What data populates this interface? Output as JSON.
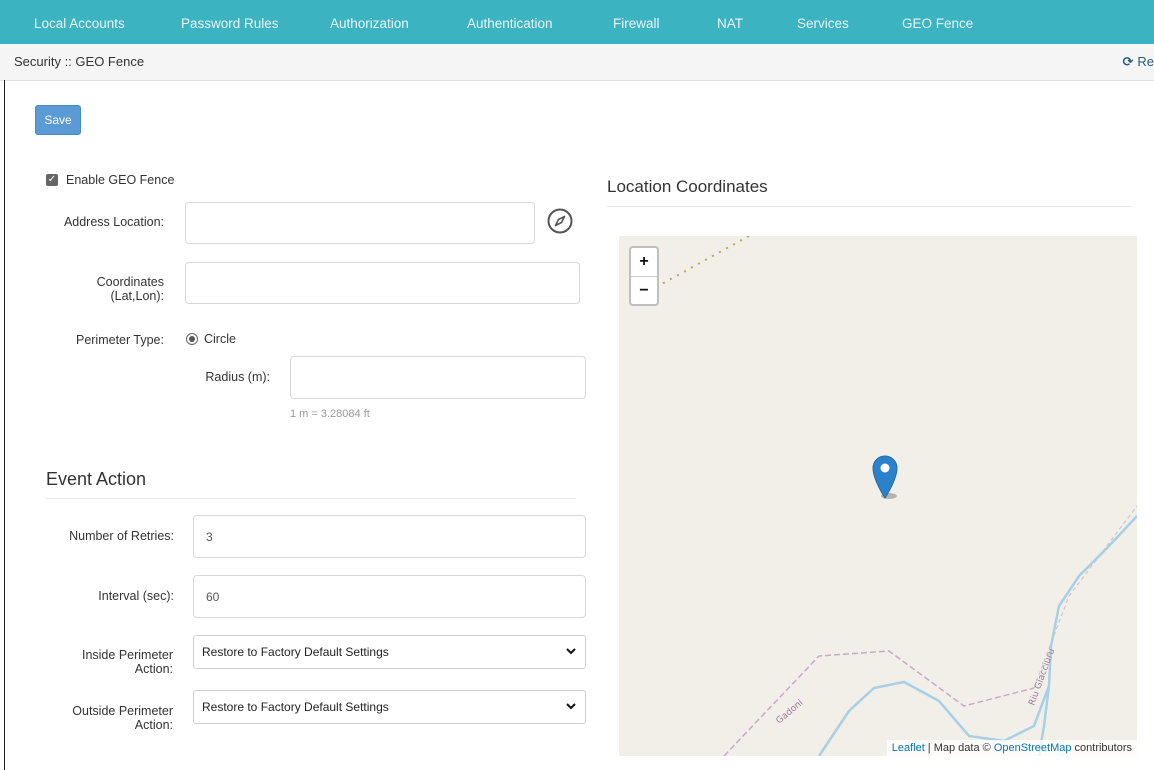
{
  "nav": {
    "items": [
      "Local Accounts",
      "Password Rules",
      "Authorization",
      "Authentication",
      "Firewall",
      "NAT",
      "Services",
      "GEO Fence"
    ]
  },
  "breadcrumb": "Security :: GEO Fence",
  "refresh_label": "Re",
  "save_label": "Save",
  "geo": {
    "enable_label": "Enable GEO Fence",
    "address_label": "Address Location:",
    "address_value": "",
    "coords_label_line1": "Coordinates",
    "coords_label_line2": "(Lat,Lon):",
    "coords_value": "",
    "perimeter_label": "Perimeter Type:",
    "perimeter_option": "Circle",
    "radius_label": "Radius (m):",
    "radius_value": "",
    "radius_hint": "1 m = 3.28084 ft"
  },
  "event": {
    "title": "Event Action",
    "retries_label": "Number of Retries:",
    "retries_value": "3",
    "interval_label": "Interval (sec):",
    "interval_value": "60",
    "inside_label_line1": "Inside Perimeter",
    "inside_label_line2": "Action:",
    "inside_value": "Restore to Factory Default Settings",
    "outside_label_line1": "Outside Perimeter",
    "outside_label_line2": "Action:",
    "outside_value": "Restore to Factory Default Settings"
  },
  "map": {
    "title": "Location Coordinates",
    "zoom_in": "+",
    "zoom_out": "−",
    "street_label_1": "Gadoni",
    "street_label_2": "Riu Giacciuru",
    "attribution_leaflet": "Leaflet",
    "attribution_mid": " | Map data © ",
    "attribution_osm": "OpenStreetMap",
    "attribution_end": " contributors"
  },
  "colors": {
    "nav_bg": "#3cb3c0",
    "save_btn": "#5b9bd5",
    "map_bg": "#f2efe9",
    "river": "#a7d0e6",
    "marker": "#2b82cb"
  }
}
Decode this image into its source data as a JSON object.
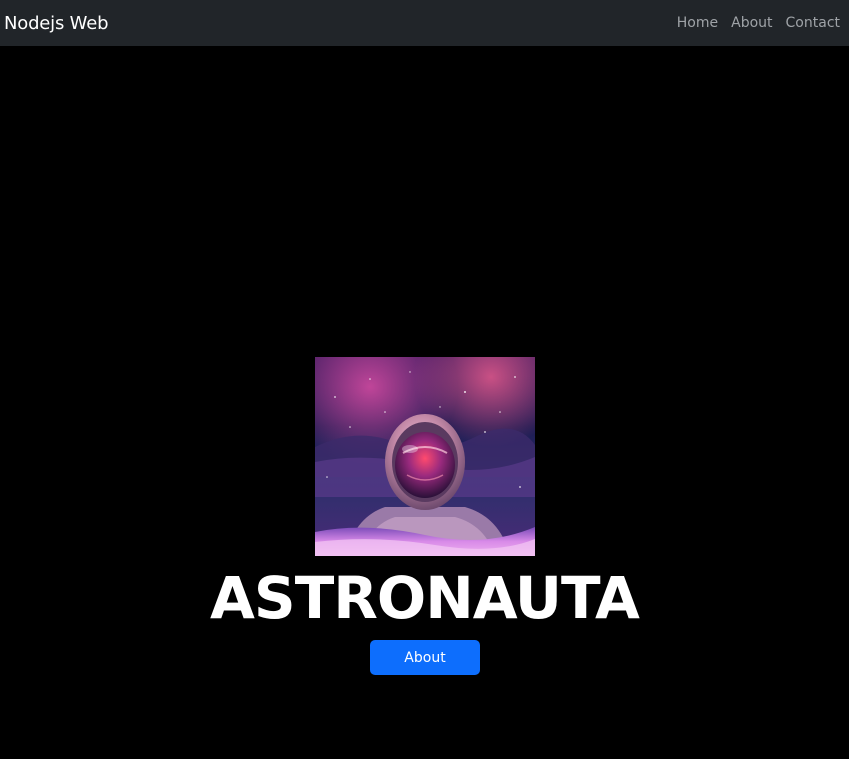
{
  "navbar": {
    "brand": "Nodejs Web",
    "links": [
      "Home",
      "About",
      "Contact"
    ]
  },
  "hero": {
    "title": "ASTRONAUTA",
    "button_label": "About",
    "image_name": "astronaut-image"
  },
  "colors": {
    "navbar_bg": "#212529",
    "page_bg": "#000000",
    "primary": "#0d6efd",
    "nav_link": "#9fa3a7"
  }
}
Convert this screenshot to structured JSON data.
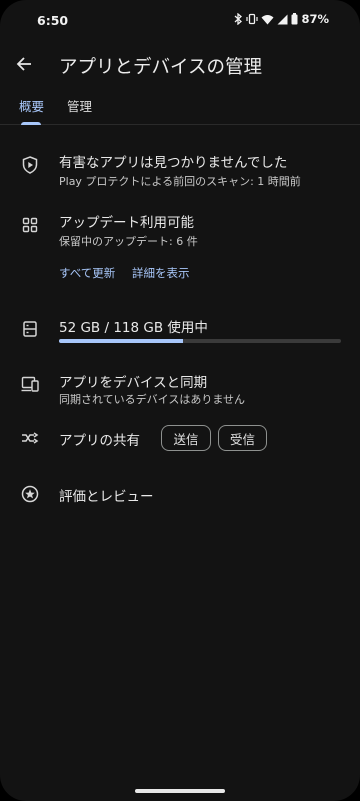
{
  "status_bar": {
    "time": "6:50",
    "battery": "87%"
  },
  "header": {
    "title": "アプリとデバイスの管理"
  },
  "tabs": [
    {
      "label": "概要"
    },
    {
      "label": "管理"
    }
  ],
  "protect": {
    "title": "有害なアプリは見つかりませんでした",
    "subtitle": "Play プロテクトによる前回のスキャン: 1 時間前"
  },
  "updates": {
    "title": "アップデート利用可能",
    "subtitle": "保留中のアップデート: 6 件",
    "update_all": "すべて更新",
    "details": "詳細を表示"
  },
  "storage": {
    "label": "52 GB / 118 GB 使用中",
    "used_fraction": 0.44
  },
  "sync": {
    "title": "アプリをデバイスと同期",
    "subtitle": "同期されているデバイスはありません"
  },
  "share": {
    "title": "アプリの共有",
    "send": "送信",
    "receive": "受信"
  },
  "ratings": {
    "title": "評価とレビュー"
  },
  "colors": {
    "background": "#131313",
    "accent": "#a8c7fa",
    "text": "#e9e9e9"
  }
}
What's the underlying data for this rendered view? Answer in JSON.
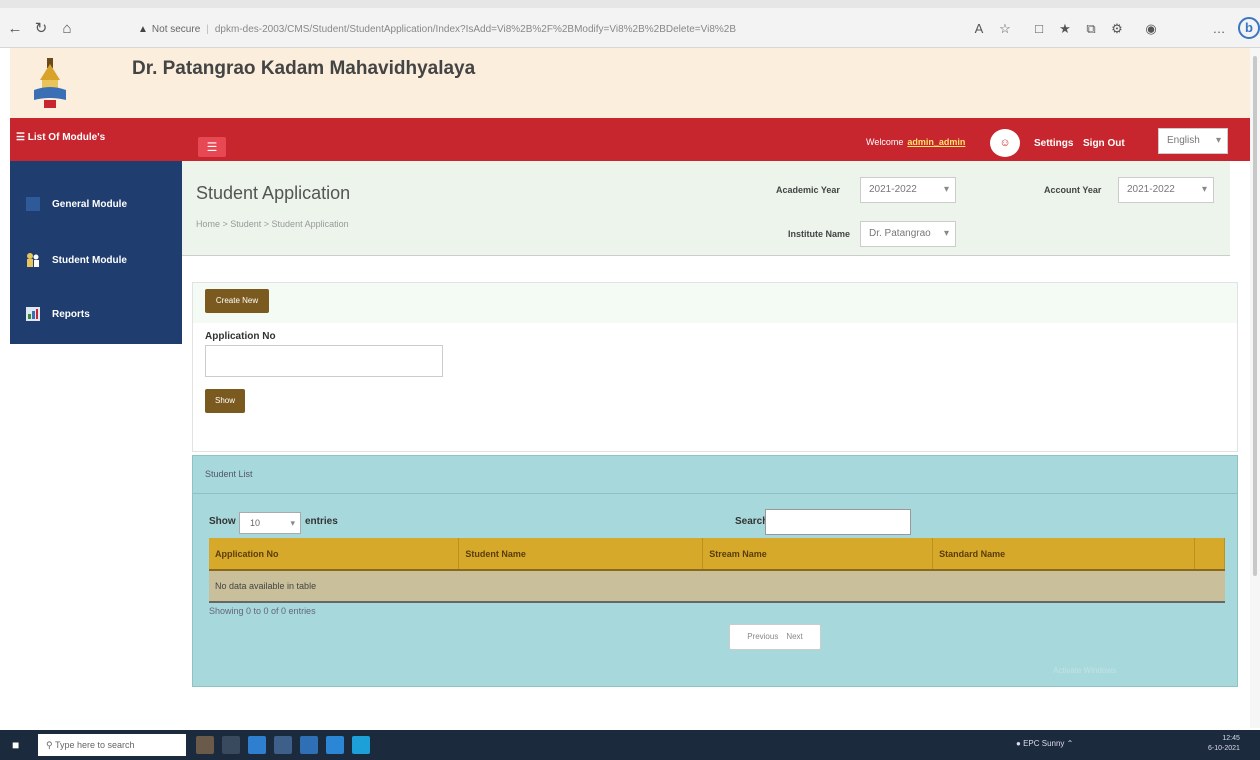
{
  "browser": {
    "not_secure": "Not secure",
    "url": "dpkm-des-2003/CMS/Student/StudentApplication/Index?IsAdd=Vi8%2B%2F%2BModify=Vi8%2B%2BDelete=Vi8%2B"
  },
  "site": {
    "title": "Dr. Patangrao Kadam Mahavidhyalaya"
  },
  "topnav": {
    "module_list": "List Of Module's",
    "welcome": "Welcome",
    "username": "admin_admin",
    "settings": "Settings",
    "sign_out": "Sign Out",
    "language": "English"
  },
  "sidebar": {
    "items": [
      {
        "label": "General Module"
      },
      {
        "label": "Student Module"
      },
      {
        "label": "Reports"
      }
    ]
  },
  "header": {
    "title": "Student Application",
    "breadcrumb": "Home > Student > Student Application",
    "academic_year_label": "Academic Year",
    "academic_year_value": "2021-2022",
    "account_year_label": "Account Year",
    "account_year_value": "2021-2022",
    "institute_label": "Institute Name",
    "institute_value": "Dr. Patangrao"
  },
  "form": {
    "create_new": "Create New",
    "application_no_label": "Application No",
    "application_no_value": "",
    "show_button": "Show"
  },
  "list": {
    "title": "Student List",
    "show_label": "Show",
    "page_size": "10",
    "entries_label": "entries",
    "search_label": "Search:",
    "columns": [
      "Application No",
      "Student Name",
      "Stream Name",
      "Standard Name"
    ],
    "empty_message": "No data available in table",
    "showing": "Showing 0 to 0 of 0 entries",
    "previous": "Previous",
    "next": "Next",
    "watermark": "Activate Windows"
  },
  "taskbar": {
    "search_placeholder": "Type here to search",
    "tray_text": "EPC Sunny",
    "time": "12:45",
    "date": "6-10-2021"
  },
  "colors": {
    "red_bar": "#c8262f",
    "sidebar": "#1f3d6e",
    "header_bg": "#fbeedd",
    "table_header": "#d6a92a",
    "list_panel": "#a6d8dc",
    "olive_button": "#7b5a1f"
  }
}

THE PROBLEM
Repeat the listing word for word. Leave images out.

FINAL ANSWER
What data populates this interface? Output as JSON.
{
  "nav": {
    "items": [
      "Local Accounts",
      "Password Rules",
      "Authorization",
      "Authentication",
      "Firewall",
      "NAT",
      "Services",
      "GEO Fence"
    ]
  },
  "breadcrumb": "Security :: GEO Fence",
  "refresh_label": "Re",
  "save_label": "Save",
  "geo": {
    "enable_label": "Enable GEO Fence",
    "address_label": "Address Location:",
    "address_value": "",
    "coords_label_line1": "Coordinates",
    "coords_label_line2": "(Lat,Lon):",
    "coords_value": "",
    "perimeter_label": "Perimeter Type:",
    "perimeter_option": "Circle",
    "radius_label": "Radius (m):",
    "radius_value": "",
    "radius_hint": "1 m = 3.28084 ft"
  },
  "event": {
    "title": "Event Action",
    "retries_label": "Number of Retries:",
    "retries_value": "3",
    "interval_label": "Interval (sec):",
    "interval_value": "60",
    "inside_label_line1": "Inside Perimeter",
    "inside_label_line2": "Action:",
    "inside_value": "Restore to Factory Default Settings",
    "outside_label_line1": "Outside Perimeter",
    "outside_label_line2": "Action:",
    "outside_value": "Restore to Factory Default Settings"
  },
  "map": {
    "title": "Location Coordinates",
    "zoom_in": "+",
    "zoom_out": "−",
    "street_label_1": "Gadoni",
    "street_label_2": "Riu Giacciuru",
    "attribution_leaflet": "Leaflet",
    "attribution_mid": " | Map data © ",
    "attribution_osm": "OpenStreetMap",
    "attribution_end": " contributors"
  },
  "colors": {
    "nav_bg": "#3cb3c0",
    "save_btn": "#5b9bd5",
    "map_bg": "#f2efe9",
    "river": "#a7d0e6",
    "marker": "#2b82cb"
  }
}
Decode this image into its source data as a JSON object.
{
  "navbar": {
    "brand": "Nodejs Web",
    "links": [
      "Home",
      "About",
      "Contact"
    ]
  },
  "hero": {
    "title": "ASTRONAUTA",
    "button_label": "About",
    "image_name": "astronaut-image"
  },
  "colors": {
    "navbar_bg": "#212529",
    "page_bg": "#000000",
    "primary": "#0d6efd",
    "nav_link": "#9fa3a7"
  }
}
Convert this screenshot to structured JSON data.
{
  "status_bar": {
    "time": "6:50",
    "battery": "87%"
  },
  "header": {
    "title": "アプリとデバイスの管理"
  },
  "tabs": [
    {
      "label": "概要"
    },
    {
      "label": "管理"
    }
  ],
  "protect": {
    "title": "有害なアプリは見つかりませんでした",
    "subtitle": "Play プロテクトによる前回のスキャン: 1 時間前"
  },
  "updates": {
    "title": "アップデート利用可能",
    "subtitle": "保留中のアップデート: 6 件",
    "update_all": "すべて更新",
    "details": "詳細を表示"
  },
  "storage": {
    "label": "52 GB / 118 GB 使用中",
    "used_fraction": 0.44
  },
  "sync": {
    "title": "アプリをデバイスと同期",
    "subtitle": "同期されているデバイスはありません"
  },
  "share": {
    "title": "アプリの共有",
    "send": "送信",
    "receive": "受信"
  },
  "ratings": {
    "title": "評価とレビュー"
  },
  "colors": {
    "background": "#131313",
    "accent": "#a8c7fa",
    "text": "#e9e9e9"
  }
}
What's the underlying data for this rendered view? Answer in JSON.
{
  "browser": {
    "not_secure": "Not secure",
    "url": "dpkm-des-2003/CMS/Student/StudentApplication/Index?IsAdd=Vi8%2B%2F%2BModify=Vi8%2B%2BDelete=Vi8%2B"
  },
  "site": {
    "title": "Dr. Patangrao Kadam Mahavidhyalaya"
  },
  "topnav": {
    "module_list": "List Of Module's",
    "welcome": "Welcome",
    "username": "admin_admin",
    "settings": "Settings",
    "sign_out": "Sign Out",
    "language": "English"
  },
  "sidebar": {
    "items": [
      {
        "label": "General Module"
      },
      {
        "label": "Student Module"
      },
      {
        "label": "Reports"
      }
    ]
  },
  "header": {
    "title": "Student Application",
    "breadcrumb": "Home > Student > Student Application",
    "academic_year_label": "Academic Year",
    "academic_year_value": "2021-2022",
    "account_year_label": "Account Year",
    "account_year_value": "2021-2022",
    "institute_label": "Institute Name",
    "institute_value": "Dr. Patangrao"
  },
  "form": {
    "create_new": "Create New",
    "application_no_label": "Application No",
    "application_no_value": "",
    "show_button": "Show"
  },
  "list": {
    "title": "Student List",
    "show_label": "Show",
    "page_size": "10",
    "entries_label": "entries",
    "search_label": "Search:",
    "columns": [
      "Application No",
      "Student Name",
      "Stream Name",
      "Standard Name"
    ],
    "empty_message": "No data available in table",
    "showing": "Showing 0 to 0 of 0 entries",
    "previous": "Previous",
    "next": "Next",
    "watermark": "Activate Windows"
  },
  "taskbar": {
    "search_placeholder": "Type here to search",
    "tray_text": "EPC Sunny",
    "time": "12:45",
    "date": "6-10-2021"
  },
  "colors": {
    "red_bar": "#c8262f",
    "sidebar": "#1f3d6e",
    "header_bg": "#fbeedd",
    "table_header": "#d6a92a",
    "list_panel": "#a6d8dc",
    "olive_button": "#7b5a1f"
  }
}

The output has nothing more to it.